The Music Modernization Act Benefits America’s Creative Community

Featured Image
April 5, 2018 3:00 pm

Dear Members of the House Judiciary Committee:

On behalf of our organizations we write to express our support for a package of bills that are encompassed in the Music Modernization Act, which will update copyright law to the benefit of America’s creative community.

The Music Modernization Act of 2017, H. R. 4706, creates a single licensing entity for all digital compositions. This rationalizes the digital music licensing process for both streaming entities and creators, so that distribution platforms can
actually find the artists they want and need to compensate. It also raises the Copyright Royalty Board rate-setting standard to one that will better reflect rates that would likely result from an unencumbered market negotiation. Currently, songwriter compensation from digital services is outrageously low.

The MMA also includes the AMP Act, H.R. 881, which creates a process by which producers and engineers receive compensation for their contributions in the creative process of finalized sound recordings. By codifying their right to
receive royalties, the bills finally recognize an integral part of music creation.

Under current copyright law, pre-1972 sound recordings are not given federal copyright protection. As part of the MMA, the CLASSICS Act, H.R. 3301, creates protections for pre-1972 recordings by making unlicensed digital transmissions of these recordings illegal, and provides these recordings with the same licensing rules as later recordings. This brings parity for royalties for pre-1972 and later recordings.

The ability to create and disseminate musical works has never been easier than it is now through digital formats. Creators should be able to use new technologies to spread their work without worrying about which medium provides the best
compensation. These bills update the compensation process in order to provide even more incentive and appreciation for the creative process, and finally acknowledge, in law, the changes that artists and their fans have already implemented.

We request your favorable vote on this bill that brings copyright law closer to the digital realities of music creation and distribution.


Grover Norquist, President
Americans for Tax Reform

Phil Kerpen, President
American Commitment

Daniel Schneider, Executive Director
American Conservative Union

Lisa B. Nelson, Chief Executive Officer
American Legislative Exchange Council (ALEC)

Jeffrey Mazzella, President
Center for Individual Freedom

Tom Schatz, President
Council for Citizens Against Government Waste

Matthew Kandrach, President
Consumer Action for a Strong Economy

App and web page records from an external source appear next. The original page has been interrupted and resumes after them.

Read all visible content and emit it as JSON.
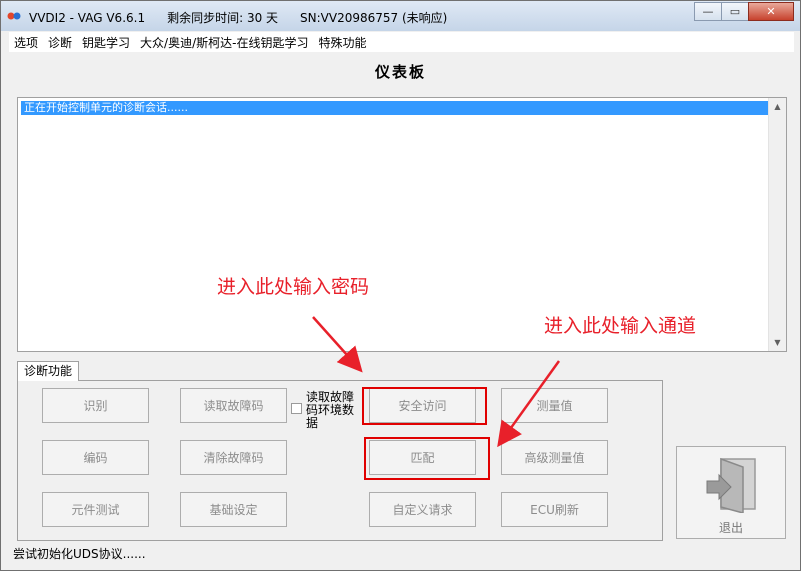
{
  "window": {
    "title_app": "VVDI2 - VAG V6.6.1",
    "title_sync": "剩余同步时间: 30 天",
    "title_sn": "SN:VV20986757 (未响应)",
    "minimize_glyph": "—",
    "maximize_glyph": "▭",
    "close_glyph": "✕"
  },
  "menu": [
    "选项",
    "诊断",
    "钥匙学习",
    "大众/奥迪/斯柯达-在线钥匙学习",
    "特殊功能"
  ],
  "page_title": "仪表板",
  "log": {
    "lines": [
      "正在开始控制单元的诊断会话......"
    ]
  },
  "diag_tab": "诊断功能",
  "buttons": {
    "identify": "识别",
    "read_dtc": "读取故障码",
    "read_freeze_frame": "读取故障码环境数据",
    "security_access": "安全访问",
    "measure": "测量值",
    "coding": "编码",
    "clear_dtc": "清除故障码",
    "adaptation": "匹配",
    "advanced_measure": "高级测量值",
    "component_test": "元件测试",
    "basic_settings": "基础设定",
    "custom_request": "自定义请求",
    "ecu_flash": "ECU刷新",
    "exit": "退出"
  },
  "status_text": "尝试初始化UDS协议......",
  "annotations": {
    "password": "进入此处输入密码",
    "channel": "进入此处输入通道"
  },
  "colors": {
    "highlight": "#e00000",
    "annotation": "#e8202a",
    "selection": "#3399ff"
  },
  "icons": [
    "app-icon",
    "exit-door-icon",
    "checkbox",
    "scroll-up-arrow",
    "scroll-down-arrow"
  ]
}
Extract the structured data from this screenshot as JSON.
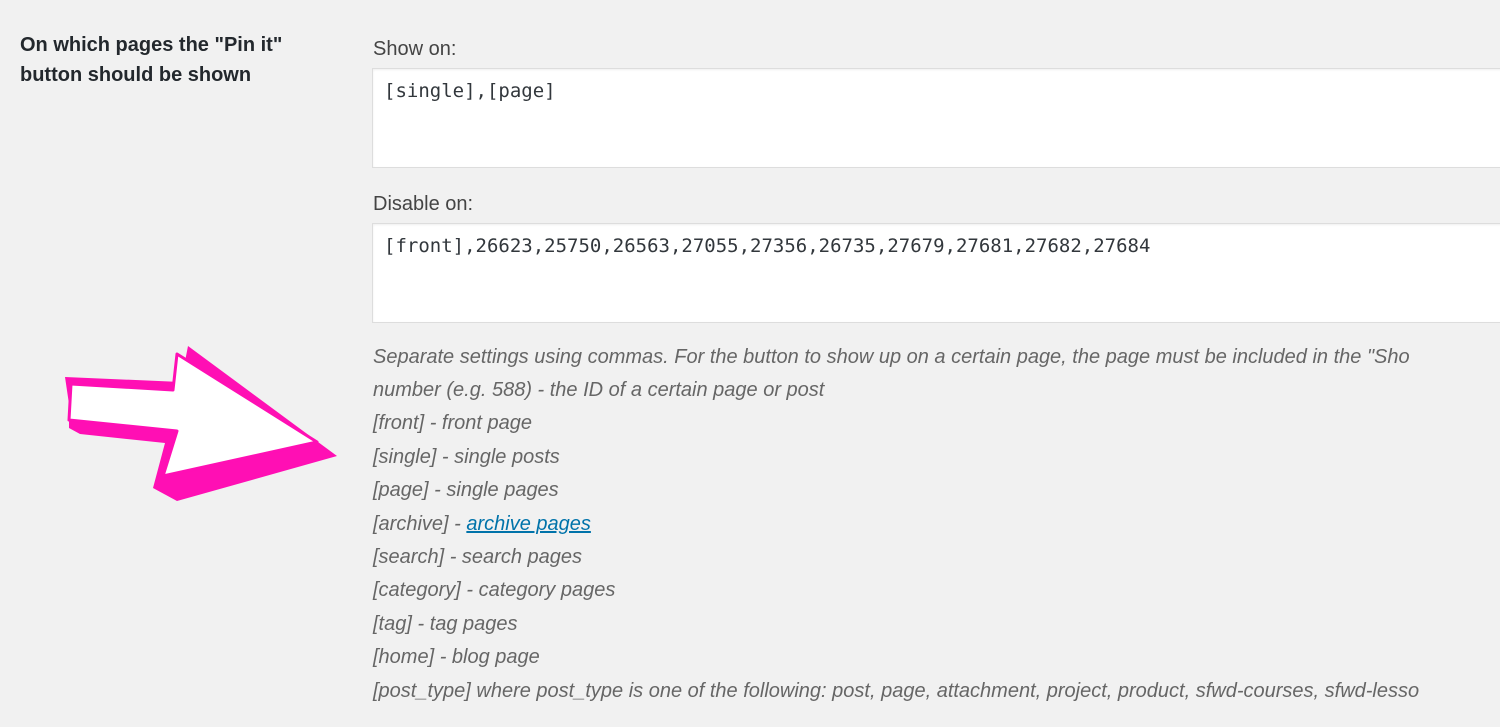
{
  "setting": {
    "label": "On which pages the \"Pin it\" button should be shown"
  },
  "show_on": {
    "label": "Show on:",
    "value": "[single],[page]"
  },
  "disable_on": {
    "label": "Disable on:",
    "value": "[front],26623,25750,26563,27055,27356,26735,27679,27681,27682,27684"
  },
  "help": {
    "intro": "Separate settings using commas. For the button to show up on a certain page, the page must be included in the \"Sho",
    "number_line": "number (e.g. 588) - the ID of a certain page or post",
    "front_line": "[front] - front page",
    "single_line": "[single] - single posts",
    "page_line": "[page] - single pages",
    "archive_prefix": "[archive] - ",
    "archive_link": "archive pages",
    "search_line": "[search] - search pages",
    "category_line": "[category] - category pages",
    "tag_line": "[tag] - tag pages",
    "home_line": "[home] - blog page",
    "post_type_line": "[post_type] where post_type is one of the following: post, page, attachment, project, product, sfwd-courses, sfwd-lesso"
  },
  "annotation": {
    "arrow_color": "#ff0fb4",
    "arrow_fill": "#ffffff",
    "icon": "pointing-arrow-icon"
  },
  "colors": {
    "background": "#f1f1f1",
    "link": "#0073aa",
    "label": "#23282d",
    "help_text": "#666666"
  }
}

Katie McAuliffe, Executive Director
Digital Liberty

Jason Pye, Vice President of Legislative Affairs

George Landrith, President
Frontiers of Freedom

Tom Giovanetti, President
Institute for Policy Innovation (IPI)

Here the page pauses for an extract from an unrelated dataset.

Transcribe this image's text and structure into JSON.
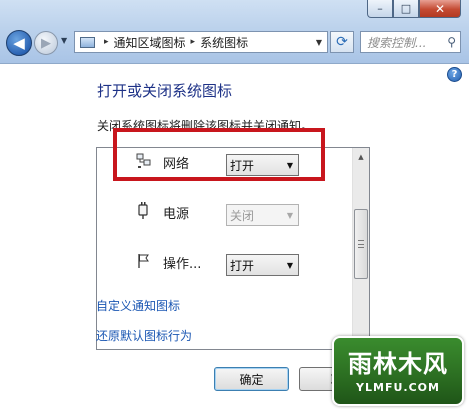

Seton Motley, President
Less Government

Pete Sepp, President
National Taxpayers Union

Lorenzo Montanari, Executive Director
Property Rights Alliance

Karen Kerrigan, President & CEO
Small Business & Entrepreneurship Council

David Williams, President
Taxpayers Protection Alliance

Sara Croom, Executive Director
Trade Alliance to Promote Prosperity